According to analytics firm Esports Charts, the three most popular teams in the finals were Atlanta FaZe, Dallas Empire and Chicago Huntsmen. The first two mentioned did make it all the way to the final series but, nonetheless, the trio racked up the most hours watched on-stream with around double the amount of the other franchises.
Following the end of the first season, which saw the Empire eventually take home the Championship trophy and recognition, this was only demonstrated further.
Stealing a franchise spot
100 Thieves made themselves a household name in Call of Duty in a short amount of time prior to the CWL, namely because of former OpTic Gaming legend Matthew ‘Nadeshot’ Haag owning the side. It didn’t hurt that they accrued a couple of trophies during their time in the shooter, too. They ended up not joining the league from the get-go.
Earlier this month, however, in the height of the off-season, they answered the wishes of their hundreds of thousands of fans by acquiring one of the two Los Angeles slots. The franchise they acquired, interestingly, was previously occupied by the deflated OpTic Gaming. Normally, the departure of H3CZ’ brainchild would be a moment of sorrow, but this was joyous and celebrated industry-wide.
The arrival of Los Angeles Thieves and the following reception — which saw them become the fourth most-followed CDL franchise on Twitter in just a matter of hours behind the aforementioned teams — was another tell that branding and personality are currently more important than location.
Speculation and rumors then emerged about what would happen with the OpTic brand, which seemingly would now be abandoned. On October 11, the prayers of the Green Wall were heard loud and clear as it was announced that H3CZ had indeed managed to pull off the ultimate heist.
Chicago Huntsmen, which had become the most-followed franchise after the first year, would cease to exist; making way for OpTic Chicago. Much like the emergence of LA Thieves, only more amplified, not just Call of Duty fans but all of esports erupted in celebration and joy for H3CZ, team legends like Scump and FormaL, and for the iconic ‘OG’ brand itself. Order had been restored.
While they did indeed retain their Chicago slot, none of the fanfare was aimed in that direction. Instead, Call of Duty esports had witnessed the return of two major brands. While there may be local Chicagoans and Angelenos that shared their excitement at these developments, a message was sent rocketing throughout the core of the league — brand is still king and there’s no sign of that changing, especially when it comes to the beloved few.
How does this impact the league?
This eventuality is actually the perfect outcome for Activision Blizzard and their new Call of Duty League.

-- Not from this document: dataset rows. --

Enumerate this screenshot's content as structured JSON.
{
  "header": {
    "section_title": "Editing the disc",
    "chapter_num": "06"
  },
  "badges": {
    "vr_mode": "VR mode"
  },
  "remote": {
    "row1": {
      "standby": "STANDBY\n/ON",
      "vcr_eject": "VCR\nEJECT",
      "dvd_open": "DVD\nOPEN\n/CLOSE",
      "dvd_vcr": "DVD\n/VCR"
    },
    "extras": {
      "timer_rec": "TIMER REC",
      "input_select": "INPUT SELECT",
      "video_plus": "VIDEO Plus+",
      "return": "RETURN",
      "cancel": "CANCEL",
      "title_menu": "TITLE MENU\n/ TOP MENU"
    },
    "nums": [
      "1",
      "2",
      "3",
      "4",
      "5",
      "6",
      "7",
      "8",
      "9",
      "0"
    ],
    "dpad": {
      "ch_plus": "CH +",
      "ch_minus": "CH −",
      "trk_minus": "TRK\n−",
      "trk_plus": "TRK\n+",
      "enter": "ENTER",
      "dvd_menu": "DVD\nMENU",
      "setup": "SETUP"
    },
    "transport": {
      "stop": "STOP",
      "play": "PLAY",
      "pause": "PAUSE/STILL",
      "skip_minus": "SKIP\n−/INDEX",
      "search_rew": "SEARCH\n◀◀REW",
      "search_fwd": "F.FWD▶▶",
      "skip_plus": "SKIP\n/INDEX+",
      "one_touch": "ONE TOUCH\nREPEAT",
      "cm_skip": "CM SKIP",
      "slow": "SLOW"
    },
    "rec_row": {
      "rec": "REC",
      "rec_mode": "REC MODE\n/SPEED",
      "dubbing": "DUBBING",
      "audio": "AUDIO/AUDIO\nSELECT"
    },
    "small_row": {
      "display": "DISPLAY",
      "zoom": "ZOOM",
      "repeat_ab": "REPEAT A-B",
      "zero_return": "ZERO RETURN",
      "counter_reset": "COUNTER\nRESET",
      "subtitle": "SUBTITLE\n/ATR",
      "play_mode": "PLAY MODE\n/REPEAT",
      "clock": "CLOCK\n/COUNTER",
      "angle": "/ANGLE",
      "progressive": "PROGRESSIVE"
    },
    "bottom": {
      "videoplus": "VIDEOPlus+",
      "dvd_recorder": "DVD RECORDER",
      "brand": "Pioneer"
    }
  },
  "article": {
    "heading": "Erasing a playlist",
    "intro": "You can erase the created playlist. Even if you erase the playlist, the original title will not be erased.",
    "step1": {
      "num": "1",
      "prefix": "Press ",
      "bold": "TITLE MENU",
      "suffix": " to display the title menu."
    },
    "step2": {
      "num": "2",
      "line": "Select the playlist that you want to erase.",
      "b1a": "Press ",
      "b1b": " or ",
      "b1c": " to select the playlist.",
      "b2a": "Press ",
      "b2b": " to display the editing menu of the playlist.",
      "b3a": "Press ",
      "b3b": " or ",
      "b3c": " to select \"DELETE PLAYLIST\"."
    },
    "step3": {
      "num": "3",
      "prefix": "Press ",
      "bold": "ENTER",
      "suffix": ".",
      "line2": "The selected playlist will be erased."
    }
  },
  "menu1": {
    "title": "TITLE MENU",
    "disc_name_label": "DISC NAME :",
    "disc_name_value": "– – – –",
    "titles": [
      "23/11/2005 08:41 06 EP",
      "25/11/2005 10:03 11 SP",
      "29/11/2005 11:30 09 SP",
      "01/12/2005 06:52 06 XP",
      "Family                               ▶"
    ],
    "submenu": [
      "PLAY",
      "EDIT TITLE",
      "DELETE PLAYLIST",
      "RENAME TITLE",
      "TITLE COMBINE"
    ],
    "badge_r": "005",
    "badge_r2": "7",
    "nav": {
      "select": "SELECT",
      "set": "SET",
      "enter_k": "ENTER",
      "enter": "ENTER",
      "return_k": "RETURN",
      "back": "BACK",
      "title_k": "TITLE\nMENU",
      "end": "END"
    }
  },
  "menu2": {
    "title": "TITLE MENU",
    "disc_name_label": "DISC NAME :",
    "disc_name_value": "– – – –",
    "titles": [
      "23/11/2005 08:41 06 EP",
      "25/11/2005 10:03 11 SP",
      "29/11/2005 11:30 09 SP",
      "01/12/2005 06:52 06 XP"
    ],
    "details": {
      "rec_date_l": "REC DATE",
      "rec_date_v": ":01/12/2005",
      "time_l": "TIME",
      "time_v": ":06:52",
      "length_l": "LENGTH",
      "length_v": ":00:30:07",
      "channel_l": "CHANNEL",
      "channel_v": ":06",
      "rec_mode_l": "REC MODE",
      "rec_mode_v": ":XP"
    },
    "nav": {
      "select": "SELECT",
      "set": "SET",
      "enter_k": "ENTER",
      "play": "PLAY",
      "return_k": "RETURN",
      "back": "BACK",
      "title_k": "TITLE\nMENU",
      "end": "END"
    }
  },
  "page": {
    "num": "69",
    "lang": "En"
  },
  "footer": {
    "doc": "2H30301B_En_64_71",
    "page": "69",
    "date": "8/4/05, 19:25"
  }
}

It was a sizeable risk hermetically-sealing the competition with 12 new brands, one that could have seen interest in competitive CoD die down dramatically.
Instead, they’ve implemented location-based branding as planned, and have managed to retain the fan bases of the teams that came before franchising. They have a solid foundation of viewers and fanatics from the past and can look to expand the overall pool of supporters through geo-targeted marketing and more innovative in-game advertisements.
With Los Angeles Thieves and OpTic Chicago in action when the league returns, albeit potentially with online-play, the Call of Duty League has just received a huge boost that will undoubtedly help them to keep breaking viewership records moving forward.
Not only that, but merchandising, content, and other team-based revenue streams could well see a dramatic surge with the arrival (or re-emergence in the case of OpTic) of major brands, which is a plus. In a business venture where the success of one brand is the success of the 11 others, a rising tide lifts all boats.